Last updated on January 2nd, 2018 at 12:00 am
The world’s most famous digital currency is enjoying a historical ride in Russia. On Tuesday (16th December), the cryptocurrency community saw the biggest transaction volumes of the year between the country’s official currency, the ruble, and Bitcoin. All this because the Russian currency keeps tanking.
The ruble plunged more than 11 percent on Tuesday. According to CNBC, this was the currency’s “steepest intraday fall since 1998” due to “weaker oil prices and sanctions against Russia by the West”. Faced with the steep value decrease and disappointed with the inaction of the Russian central bank , several traders decided to dump the currency.
The transaction volume between BTC and the ruble spiked to 819 on Tuesday, a number especially high when compared to the average 230 trades registered during the last month. This means almost a 250 percent increase in transactions, data from the site Bitcoincharts.com shows, and the highest numbers since December 2013.
One of the exchanges being used by the Russian Bitcoiners – despite the fact that BTC is currently illegal in the country – is the Bulgarian BTC-e. It comes as no surprise that the exchange has been showing a discreet spike in ruble transactions throughout the last weeks.
After the spike registered on Tuesday, the volume of transactions between the ruble and Bitcoin remained high on Wednesday (17th). The Russian currency made a slight recovery, gaining over 10 percent against the US dollar.
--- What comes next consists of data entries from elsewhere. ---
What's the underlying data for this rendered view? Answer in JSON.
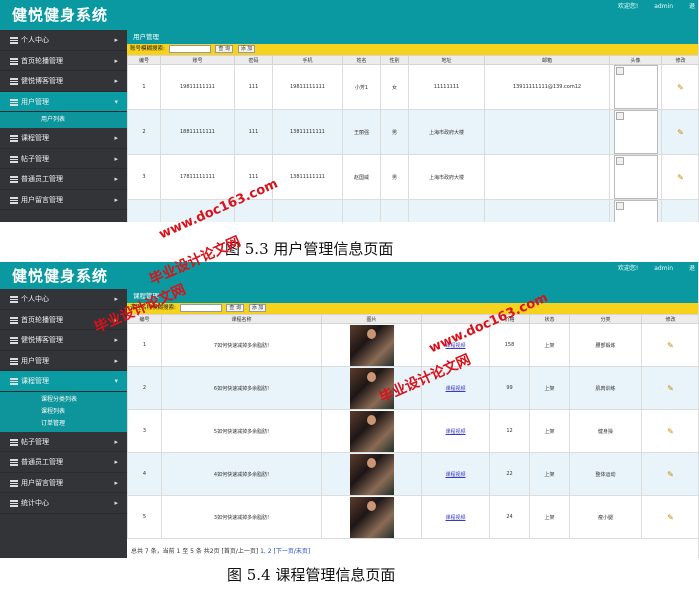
{
  "screen1": {
    "app_title": "健悦健身系统",
    "top_right": {
      "welcome": "欢迎您!",
      "user": "admin",
      "extra": "退"
    },
    "sidebar": [
      {
        "label": "个人中心",
        "active": false
      },
      {
        "label": "首页轮播管理",
        "active": false
      },
      {
        "label": "健悦博客管理",
        "active": false
      },
      {
        "label": "用户管理",
        "active": true
      },
      {
        "label": "课程管理",
        "active": false
      },
      {
        "label": "帖子管理",
        "active": false
      },
      {
        "label": "普通员工管理",
        "active": false
      },
      {
        "label": "用户留言管理",
        "active": false
      }
    ],
    "submenu": [
      "用户列表"
    ],
    "panel_title": "用户管理",
    "search": {
      "label": "账号模糊搜索:",
      "search_btn": "查 询",
      "add_btn": "添 加"
    },
    "columns": [
      "编号",
      "账号",
      "密码",
      "手机",
      "姓名",
      "性别",
      "地址",
      "邮箱",
      "头像",
      "修改"
    ],
    "rows": [
      {
        "id": "1",
        "account": "19811111111",
        "password": "111",
        "phone": "19811111111",
        "name": "小芳1",
        "gender": "女",
        "address": "11111111",
        "email": "13911111111@139.com12"
      },
      {
        "id": "2",
        "account": "18811111111",
        "password": "111",
        "phone": "13811111111",
        "name": "王丽强",
        "gender": "男",
        "address": "上海市政府大楼",
        "email": ""
      },
      {
        "id": "3",
        "account": "17811111111",
        "password": "111",
        "phone": "13811111111",
        "name": "赵国威",
        "gender": "男",
        "address": "上海市政府大楼",
        "email": ""
      },
      {
        "id": "",
        "account": "",
        "password": "",
        "phone": "",
        "name": "",
        "gender": "",
        "address": "",
        "email": ""
      }
    ],
    "caption": "图 5.3 用户管理信息页面"
  },
  "screen2": {
    "app_title": "健悦健身系统",
    "top_right": {
      "welcome": "欢迎您!",
      "user": "admin",
      "extra": "退"
    },
    "sidebar_top": [
      {
        "label": "个人中心",
        "active": false
      },
      {
        "label": "首页轮播管理",
        "active": false
      },
      {
        "label": "健悦博客管理",
        "active": false
      },
      {
        "label": "用户管理",
        "active": false
      },
      {
        "label": "课程管理",
        "active": true
      }
    ],
    "submenu": [
      "课程分类列表",
      "课程列表",
      "订单管理"
    ],
    "sidebar_bottom": [
      {
        "label": "帖子管理",
        "active": false
      },
      {
        "label": "普通员工管理",
        "active": false
      },
      {
        "label": "用户留言管理",
        "active": false
      },
      {
        "label": "统计中心",
        "active": false
      }
    ],
    "panel_title": "课程管理",
    "search": {
      "label": "课程名称模糊搜索:",
      "search_btn": "查 询",
      "add_btn": "添 加"
    },
    "columns": [
      "编号",
      "课程名称",
      "图片",
      "",
      "价格",
      "状态",
      "分类",
      "修改"
    ],
    "rows": [
      {
        "id": "1",
        "name": "7如何快速减掉多余脂肪!",
        "link": "课程视频",
        "price": "158",
        "status": "上架",
        "category": "腰部锻炼"
      },
      {
        "id": "2",
        "name": "6如何快速减掉多余脂肪!",
        "link": "课程视频",
        "price": "99",
        "status": "上架",
        "category": "肌肉训练"
      },
      {
        "id": "3",
        "name": "5如何快速减掉多余脂肪!",
        "link": "课程视频",
        "price": "12",
        "status": "上架",
        "category": "健身操"
      },
      {
        "id": "4",
        "name": "4如何快速减掉多余脂肪!",
        "link": "课程视频",
        "price": "22",
        "status": "上架",
        "category": "整体运动"
      },
      {
        "id": "5",
        "name": "3如何快速减掉多余脂肪!",
        "link": "课程视频",
        "price": "24",
        "status": "上架",
        "category": "瘦小腿"
      }
    ],
    "pager": {
      "summary": "总共 7 条，当前 1 至 5 条 共2页 [首页/上一页]",
      "pages": "1, 2",
      "next": "[下一页/末页]"
    },
    "caption": "图 5.4 课程管理信息页面"
  },
  "watermarks": [
    "毕业设计论文网",
    "www.doc163.com"
  ],
  "colors": {
    "teal": "#0a99a0",
    "sidebar": "#323438",
    "searchbar": "#f6d21c",
    "watermark": "#d9121b"
  }
}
However, the ruble still remains down 13 percent on the week.
“The news coming out of Russia is indeed unparalleled”, Bobby Lee told CNBC. According to the co-founder and CEO of the Chinese Bitcoin exchange BTC China, “the high trading volumes with the ruble is to be expected, given the flight away from this struggling currency. Bitcoin is therefore a natural destination, as well as other strong central bank currencies”.
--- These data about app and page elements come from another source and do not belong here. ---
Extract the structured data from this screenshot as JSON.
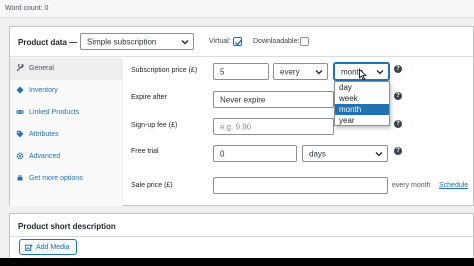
{
  "header": {
    "word_count": "Word count: 0"
  },
  "product_data": {
    "label": "Product data —",
    "type_selected": "Simple subscription",
    "virtual_label": "Virtual:",
    "virtual_checked": true,
    "downloadable_label": "Downloadable:",
    "downloadable_checked": false
  },
  "tabs": [
    {
      "label": "General",
      "icon": "wrench-icon",
      "active": true
    },
    {
      "label": "Inventory",
      "icon": "diamond-icon",
      "active": false
    },
    {
      "label": "Linked Products",
      "icon": "link-icon",
      "active": false
    },
    {
      "label": "Attributes",
      "icon": "tag-icon",
      "active": false
    },
    {
      "label": "Advanced",
      "icon": "gear-icon",
      "active": false
    },
    {
      "label": "Get more options",
      "icon": "plugin-icon",
      "active": false
    }
  ],
  "fields": {
    "subscription_price_label": "Subscription price (£)",
    "subscription_price_value": "5",
    "interval_value": "every",
    "period_value": "month",
    "period_options": [
      "day",
      "week",
      "month",
      "year"
    ],
    "period_selected_index": 2,
    "expire_label": "Expire after",
    "expire_value": "Never expire",
    "signup_label": "Sign-up fee (£)",
    "signup_placeholder": "e.g. 9.90",
    "trial_label": "Free trial",
    "trial_value": "0",
    "trial_period_value": "days",
    "sale_label": "Sale price (£)",
    "sale_value": "",
    "sale_suffix": "every month",
    "schedule_link": "Schedule",
    "help_glyph": "?"
  },
  "short_description": {
    "title": "Product short description",
    "add_media_label": "Add Media"
  },
  "colors": {
    "accent": "#2271b1",
    "border": "#8c8f94",
    "text": "#1d2327"
  }
}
However, some experts look at this phenomenon as something ephemeral. Akif Khan, one of Bitnet’s bosses, said he would “be surprised if Russians were turning to Bitcoin in any meaningful way given the uncertainty over whether they could use it or store it without penalties in the future”.
Featured image source: Wikimedia